YOUR OBJECTIVE: Every entry below should be reproduced exactly; no picture is to be included.

[Page and application data records]
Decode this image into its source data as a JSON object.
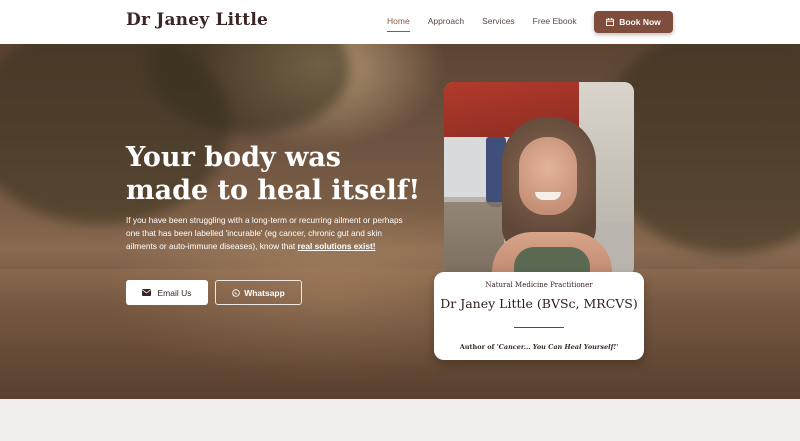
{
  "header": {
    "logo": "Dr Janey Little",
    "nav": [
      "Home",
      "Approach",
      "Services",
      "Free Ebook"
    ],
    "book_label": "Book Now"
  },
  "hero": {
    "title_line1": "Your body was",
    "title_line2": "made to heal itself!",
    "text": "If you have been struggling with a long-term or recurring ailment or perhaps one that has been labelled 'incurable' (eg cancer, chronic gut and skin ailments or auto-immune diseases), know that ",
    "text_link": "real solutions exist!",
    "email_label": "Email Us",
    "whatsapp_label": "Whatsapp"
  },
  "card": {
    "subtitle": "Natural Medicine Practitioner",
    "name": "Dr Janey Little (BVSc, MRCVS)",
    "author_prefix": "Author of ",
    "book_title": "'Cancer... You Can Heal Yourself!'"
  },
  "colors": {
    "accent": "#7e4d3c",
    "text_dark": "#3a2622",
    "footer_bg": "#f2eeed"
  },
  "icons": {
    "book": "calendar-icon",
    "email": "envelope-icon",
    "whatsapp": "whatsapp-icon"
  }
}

YOUR SOLUTION:
Decode this image into its source data as a JSON object.
{
  "header": {
    "logo": "Dr Janey Little",
    "nav": [
      "Home",
      "Approach",
      "Services",
      "Free Ebook"
    ],
    "book_label": "Book Now"
  },
  "hero": {
    "title_line1": "Your body was",
    "title_line2": "made to heal itself!",
    "text": "If you have been struggling with a long-term or recurring ailment or perhaps one that has been labelled 'incurable' (eg cancer, chronic gut and skin ailments or auto-immune diseases), know that ",
    "text_link": "real solutions exist!",
    "email_label": "Email Us",
    "whatsapp_label": "Whatsapp"
  },
  "card": {
    "subtitle": "Natural Medicine Practitioner",
    "name": "Dr Janey Little (BVSc, MRCVS)",
    "author_prefix": "Author of ",
    "book_title": "'Cancer... You Can Heal Yourself!'"
  },
  "colors": {
    "accent": "#7e4d3c",
    "text_dark": "#3a2622",
    "footer_bg": "#f2eeed"
  },
  "icons": {
    "book": "calendar-icon",
    "email": "envelope-icon",
    "whatsapp": "whatsapp-icon"
  }
}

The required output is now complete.